These results as a whole emphasize the complexity of the interactions at work between the global-scale climate changes, the diverse behaviour of the ENSO system and regional climate changes. It remains to be determined if the extreme intensity of the two events which occurred at the end of the XXth Century, in 1982-1983, then in 1997-1998, is effectively linked to recent intensification of global warming. If that turned out to be the case, the El Nio phenomenon could become more and more intense and destructive, not only on the South American coasts, but also in other regions of the world.


'/>"/>

Contact: Gregory Flechet
fichesactu@paris.ird.fr
33-014-803-7607
Institut de Recherche Pour le Dveloppement
Source:Eurekalert

Related biology news :

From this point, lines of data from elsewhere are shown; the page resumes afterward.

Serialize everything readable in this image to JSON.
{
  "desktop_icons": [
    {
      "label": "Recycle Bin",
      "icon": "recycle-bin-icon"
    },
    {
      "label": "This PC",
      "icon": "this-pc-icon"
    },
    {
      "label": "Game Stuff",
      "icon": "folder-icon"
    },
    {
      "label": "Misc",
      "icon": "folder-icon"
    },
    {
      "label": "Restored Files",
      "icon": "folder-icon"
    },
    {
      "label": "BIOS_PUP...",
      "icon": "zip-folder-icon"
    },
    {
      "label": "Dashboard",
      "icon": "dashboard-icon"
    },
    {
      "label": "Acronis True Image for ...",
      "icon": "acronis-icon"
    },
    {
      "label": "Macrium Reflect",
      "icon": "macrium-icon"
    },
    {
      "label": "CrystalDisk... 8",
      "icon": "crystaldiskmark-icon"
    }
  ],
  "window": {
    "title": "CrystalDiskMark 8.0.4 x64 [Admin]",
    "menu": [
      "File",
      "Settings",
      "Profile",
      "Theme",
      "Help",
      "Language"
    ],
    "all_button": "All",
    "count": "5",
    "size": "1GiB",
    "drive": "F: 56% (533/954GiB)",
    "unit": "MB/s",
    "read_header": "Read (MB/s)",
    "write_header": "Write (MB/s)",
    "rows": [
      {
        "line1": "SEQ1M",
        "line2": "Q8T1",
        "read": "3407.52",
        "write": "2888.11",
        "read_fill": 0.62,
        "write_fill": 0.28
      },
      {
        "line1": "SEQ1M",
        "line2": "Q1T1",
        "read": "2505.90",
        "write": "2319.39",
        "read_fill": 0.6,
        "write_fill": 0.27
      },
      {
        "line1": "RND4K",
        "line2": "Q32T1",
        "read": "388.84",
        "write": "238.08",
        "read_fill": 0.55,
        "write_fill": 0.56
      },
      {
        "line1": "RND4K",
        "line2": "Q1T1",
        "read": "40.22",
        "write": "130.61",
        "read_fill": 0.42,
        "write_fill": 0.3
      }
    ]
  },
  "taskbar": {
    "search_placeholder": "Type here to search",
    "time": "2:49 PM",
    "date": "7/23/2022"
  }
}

1. Global climate change: The impact of El Niño on Galápagos marine iguanas
2. North Americas northernmost lake affected by global warming
3. Global Warming and the Habitability of Planet Earth, Sept. 26
4. Green skies: Engineers work may reduce jet travels role in global warming
5. Scientists in first global study of poison gas in the atmosphere
6. IEEE-USA innovation forum will help prepare US tech leaders to prosper in a global marketplace
7. Majority of Americans want local action on global warming, says poll
8. International team of scientists warns of climate changes impact on global river flow
9. Changing the global dietary environment
10. Global deal fuels QUTs world-changing research
11. NIH hosts event to launch Council of Science Editors global theme issue
Post Your Comments:
*Name:
*Comment:
*Email:
(Date:4/26/2016)... 2016 Research and Markets has ... Market 2016-2020"  report to their offering.  , ,     ... The analysts forecast the global multimodal biometrics market ... the period 2016-2020.  Multimodal biometrics is ... as the healthcare, BFSI, transportation, automotive, and government ...
(Date:4/15/2016)... 2016  A new partnership announced today will ... decisions in a fraction of the time it ... high-value life insurance policies to consumers without requiring ... Force Diagnostics, rapid testing (A1C, Cotinine and HIV) ... pressure, weight, pulse, BMI, and activity data) available ...
(Date:4/14/2016)... AVIV, Israel , April 14, 2016 ... Behavioral Authentication and Malware Detection, today announced the appointment ... already assumed the new role. Goldwerger,s leadership ... BioCatch, on the heels of the deployment of its ... addition, BioCatch,s behavioral biometric technology, which discerns unique cognitive ...
Breaking Biology News(10 mins):
(Date:6/23/2016)... Prostate Cancer Foundation (PCF) is pleased to announce 24 new Young Investigator ... Members of the Class of 2016 were selected from a pool of 128 ... About the Class of 2016 PCF Young Investigators ... ... ...
(Date:6/23/2016)... ... June 23, 2016 , ... Supplyframe, the ... the Supplyframe Design Lab . Located in Pasadena, Calif., the Design Lab’s ... how hardware projects are designed, built and brought to market. , The Design ...
(Date:6/23/2016)... LOUISVILLE, Ky. , June 23, 2016 /PRNewswire/ ... from two Phase 1 clinical trials of its ... double-blind, placebo-controlled, single and multiple ascending dose studies ... and pharmacodynamics (PD) of subcutaneous injection in healthy ... APL-2 subcutaneously (SC) either as a single dose ...
(Date:6/23/2016)... On Wednesday, June 22, 2016, the NASDAQ Composite ... Jones Industrial Average edged 0.27% lower to finish at 17,780.83; ... has initiated coverage on the following equities: Infinity Pharmaceuticals Inc. ... NKTR ), Aralez Pharmaceuticals Inc. (NASDAQ: ARLZ ), ... more about these stocks by accessing their free trade alerts ...
Breaking Biology Technology: